In its decision, the court examined the extent to which the Advisory Opinion of the International Court of Justice at the Hague affects the approach of the Supreme Court of Israel regarding the legality of the fence according to international law. The court found that although the normative basis upon which the ICJ and the Supreme Court of Israel in the Beit Sourik case based their decisions was a common one, the courts reached different conclusions due to the difference in the factual bases upon which each ruled.

The ICJ based its judgment upon the factual basis regarding the injury to the rights of the Palestinian residents, without dealing with the factual basis regarding Israel’s security-military need to erect the fence. In contrast, in the Beit Sourik case, an extensive factual basis was laid before the court regarding both the impingement upon the human rights of the local residents and the security-military needs. This comprehensive factual basis allowed the court to decide that certain segments of the fence violate rules of international law, while others do not.

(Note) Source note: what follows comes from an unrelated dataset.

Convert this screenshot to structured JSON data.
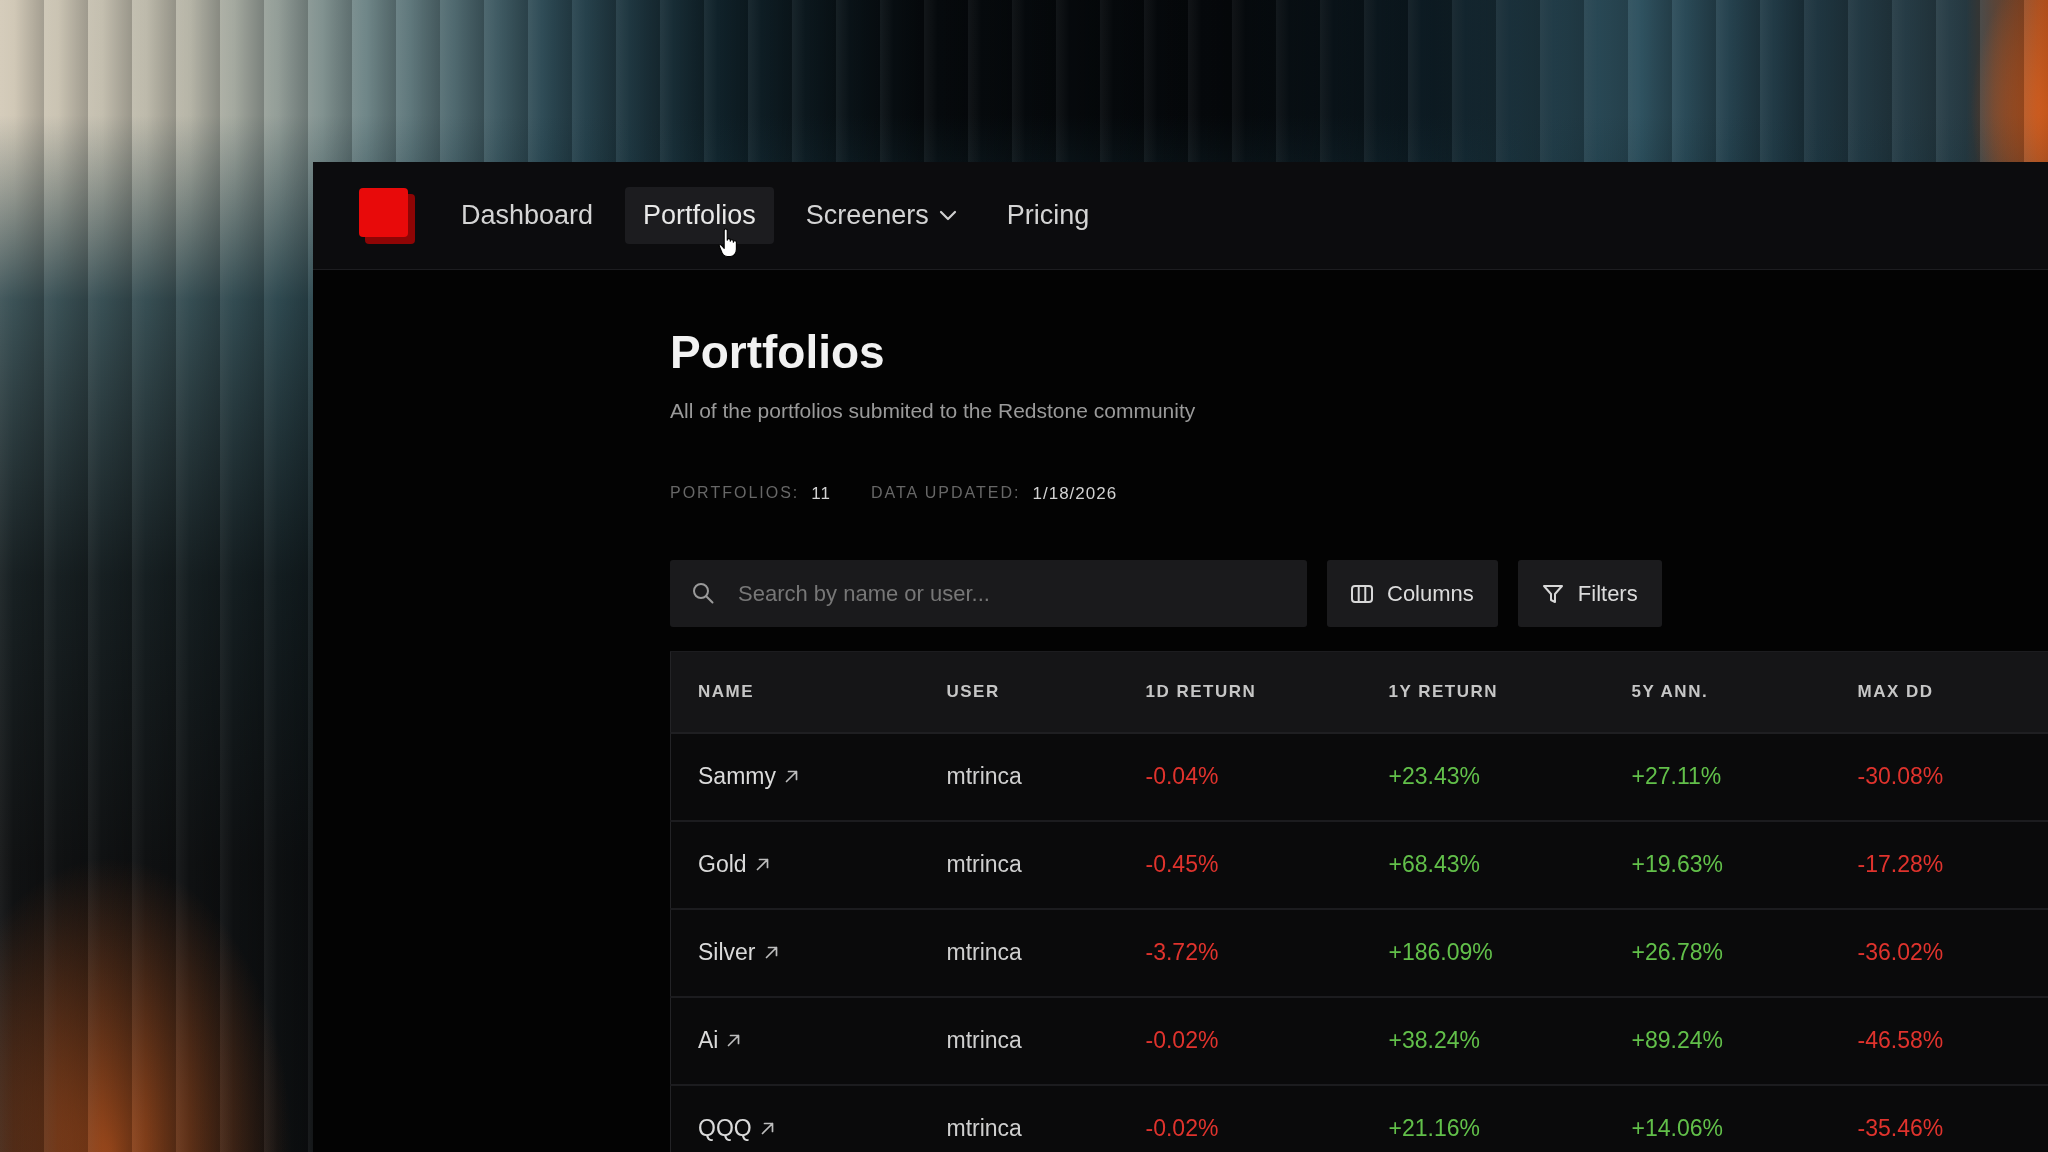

The other difference regards the intensity of the impingement upon the rights of the local residents, as the information relayed to the ICJ contained imprecise information. As a result of the factual basis before the ICJ, full weight was placed on the rights violation side of the scales, but no weight was given to the security-military needs; therefore, there was also no discussion of the question of the impingement’s proportionality.

The difference between the ways each court holds proceedings also contributed to the difference between the results. The case before the ICJ regarded the entire fence route, and did not allow separate analysis of its various segments. The Supreme Court of Israel deals with individual sections. So far about 90 petitions have been submitted, half of which have been concluded;  mostly by agreement of the parties after alterations to the fence route.

In its ruling, the court asserted that the decision to erect the fence at Alfei Menashe was made to defend Israeli lives against the terrorist attacks that have plagued Israel since September 2000 and that security-military considerations prevented building the fence on the Green Line. However, the court decided that the route of the fence did not meet the criterion of proportionality with regard to the Arab villagers.

The court held that the fence makes the lives of the enclave residents very difficult by creating a chokehold around the villages, thereby harming the entire fabric of life. Against this background, the Court examined the question whether the injury to the residents of the villages in the enclave is proportionate.

The court rejected the petitioners’ argument that the state could make due with a fence on the Green Line, saying this would leave Alfei Menashe on the eastern side of the fence, vulnerable to terrorist attacks. However, the court stated that the necessary effort had not been made to find an alternative route that could ensure security and cause less injury to the residents of the villages.

Thus, the court issued an absolute injunction ordering the state, within a reasonable period, to reroute the security fence at Alfei Menashe to minimize the harm it causes residents of the Palestinian villages in the enclave.